Sadly, I've included these lyrics (from the Rogers and Hammerstein musical, SOUTH PACIFIC, 1949) in prior posts and they remain painfully current and true:
April, 1999, Caldecott Medal
"You've got to be taught

To hate and FEAR

You've got to be taught from year to year

It's got to be drummed in your dear little ear

You've got to be carefully taught.

You've got to be taught

Of people whose eyes are oddly made

And people whose skin is a different shade

You've got to be carefully taught.

You've got to be taught

Before it's too late

Before you are 6 or 7 or 8 

To hate all the people 

your relatives hate

You've got to be carefully taught."

And yet children of any age, including those in wrinkled bodies, can learn positive lessons, as well. Picture books of the highest quality, like Caldecott Medal-winning SMOKY NIGHT, written by EVE BUNTING and illustrated by DAVID DIAZ, allow us to explore the most horrific and painful issues. 

The "one degree of separation" from an immediate experience offers an opportunity to consider every point-of-view, each terrifying detail, and several heartfelt reactions using a healthy blend of reason and emotion. 

 I urge you to take a moment, actually less than two minutes, to view this YouTube statement by the author regarding the use of this book with children. (Click Here for video)

For an extensive resource (teaching guides, audio clips, and other useful tools) check out this link to teaching 
Above all, read this amazing book, and share it with anyone, of any age, who is concerned about social upheaval, of any size.
When adults feel helpless and hopeless, what are we teaching the children? Sharing tragic truths can and should include sharing positive models for reshaping our personal spaces. And, ultimately, the world.

Please help spread the word  about this book.

For  a well-organized resource of high quality picture books that address and heal other painful situations, I recommend this  blog:

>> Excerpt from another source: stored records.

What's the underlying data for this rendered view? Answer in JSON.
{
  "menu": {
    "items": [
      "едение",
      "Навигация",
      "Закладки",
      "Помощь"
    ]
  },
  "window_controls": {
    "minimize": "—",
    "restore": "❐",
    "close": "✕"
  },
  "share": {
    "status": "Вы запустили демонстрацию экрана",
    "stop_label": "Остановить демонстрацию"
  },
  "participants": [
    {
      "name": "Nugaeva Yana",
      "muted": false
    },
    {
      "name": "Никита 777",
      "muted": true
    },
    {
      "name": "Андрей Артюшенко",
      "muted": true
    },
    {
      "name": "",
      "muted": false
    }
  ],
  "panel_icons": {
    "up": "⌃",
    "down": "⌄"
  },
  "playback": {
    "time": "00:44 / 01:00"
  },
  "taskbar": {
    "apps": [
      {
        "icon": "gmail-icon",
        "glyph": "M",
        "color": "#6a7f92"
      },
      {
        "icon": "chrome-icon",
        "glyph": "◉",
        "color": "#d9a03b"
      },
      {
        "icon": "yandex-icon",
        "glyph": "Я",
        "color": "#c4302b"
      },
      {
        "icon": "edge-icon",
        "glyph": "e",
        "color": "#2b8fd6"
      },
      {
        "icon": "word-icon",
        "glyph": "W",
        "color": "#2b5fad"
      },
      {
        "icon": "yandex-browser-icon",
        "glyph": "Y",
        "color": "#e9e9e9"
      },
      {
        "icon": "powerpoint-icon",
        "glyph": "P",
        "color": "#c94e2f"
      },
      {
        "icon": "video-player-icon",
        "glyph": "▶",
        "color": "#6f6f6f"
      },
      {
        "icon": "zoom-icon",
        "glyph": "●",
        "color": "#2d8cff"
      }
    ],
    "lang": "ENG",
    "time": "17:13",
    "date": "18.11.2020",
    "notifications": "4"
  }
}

Picture books are as versatile and diverse as the readers who enjoy them. Join me to explore the wacky, wonderful, challenging and changing world of picture books.